We moderate comments. Our goal is to provide substantive commentary for a general readership. By screening submissions, we provide a space where readers can share intelligent and informed commentary that enhances the quality of our news and information.

While most comments will be posted if they are on-topic and not abusive, moderating decisions are subjective. We will make them as carefully and consistently as we can. Because of the volume of reader comments, we cannot review individual moderation decisions with readers.

We value thoughtful comments representing a range of views that make their point quickly and politely. We make an effort to protect discussions from repeated comments either by the same reader or different readers

We follow the same standards for taste as the daily newspaper.
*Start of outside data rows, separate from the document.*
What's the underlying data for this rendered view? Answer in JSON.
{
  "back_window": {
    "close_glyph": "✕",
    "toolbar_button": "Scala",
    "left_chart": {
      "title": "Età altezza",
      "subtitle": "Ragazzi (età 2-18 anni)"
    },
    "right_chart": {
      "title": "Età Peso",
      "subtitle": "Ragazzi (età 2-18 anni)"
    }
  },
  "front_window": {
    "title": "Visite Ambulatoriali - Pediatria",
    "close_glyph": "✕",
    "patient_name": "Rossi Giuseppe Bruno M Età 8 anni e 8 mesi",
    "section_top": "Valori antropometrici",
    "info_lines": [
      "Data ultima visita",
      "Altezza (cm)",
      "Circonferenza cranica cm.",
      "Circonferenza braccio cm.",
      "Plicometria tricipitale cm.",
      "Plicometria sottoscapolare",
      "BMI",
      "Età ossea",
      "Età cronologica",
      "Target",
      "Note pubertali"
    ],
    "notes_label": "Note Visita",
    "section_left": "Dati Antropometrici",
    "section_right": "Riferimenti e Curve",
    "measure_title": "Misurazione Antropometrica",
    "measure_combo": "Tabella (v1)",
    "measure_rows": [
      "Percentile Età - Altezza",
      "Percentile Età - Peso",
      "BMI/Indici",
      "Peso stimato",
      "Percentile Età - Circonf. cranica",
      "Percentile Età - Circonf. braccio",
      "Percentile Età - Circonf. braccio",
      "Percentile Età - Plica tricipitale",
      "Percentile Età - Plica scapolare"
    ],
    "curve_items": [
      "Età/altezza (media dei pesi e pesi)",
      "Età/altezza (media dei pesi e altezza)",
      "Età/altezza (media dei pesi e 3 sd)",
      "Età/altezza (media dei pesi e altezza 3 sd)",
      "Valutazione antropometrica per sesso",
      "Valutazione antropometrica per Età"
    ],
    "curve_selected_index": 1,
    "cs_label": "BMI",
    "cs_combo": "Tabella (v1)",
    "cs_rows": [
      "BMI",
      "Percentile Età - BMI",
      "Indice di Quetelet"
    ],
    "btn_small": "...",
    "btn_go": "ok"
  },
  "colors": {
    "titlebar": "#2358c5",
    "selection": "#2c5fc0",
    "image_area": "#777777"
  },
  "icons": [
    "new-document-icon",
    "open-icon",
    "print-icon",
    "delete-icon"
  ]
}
A few things we won't tolerate: personal attacks, obscenity, vulgarity, profanity (including expletives and letters followed by dashes), commercial promotion, impersonations, incoherence, proselytizing and SHOUTING. Don't include URLs to Web sites.

We do not edit comments. They are either approved or deleted. We reserve the right to edit a comment that is quoted or excerpted in an article. In this case, we may fix spelling and punctuation.

We welcome strong opinions and criticism of our work, but we don't want comments to become bogged down with discussions of our policies and we will moderate accordingly.

We appreciate it when readers and people quoted in articles or blog posts point out errors of fact or emphasis and will investigate all assertions. But these suggestions should be sent via e-mail. To avoid distracting other readers, we won't publish comments that suggest a correction. Instead, corrections will be made in a blog post or in an article.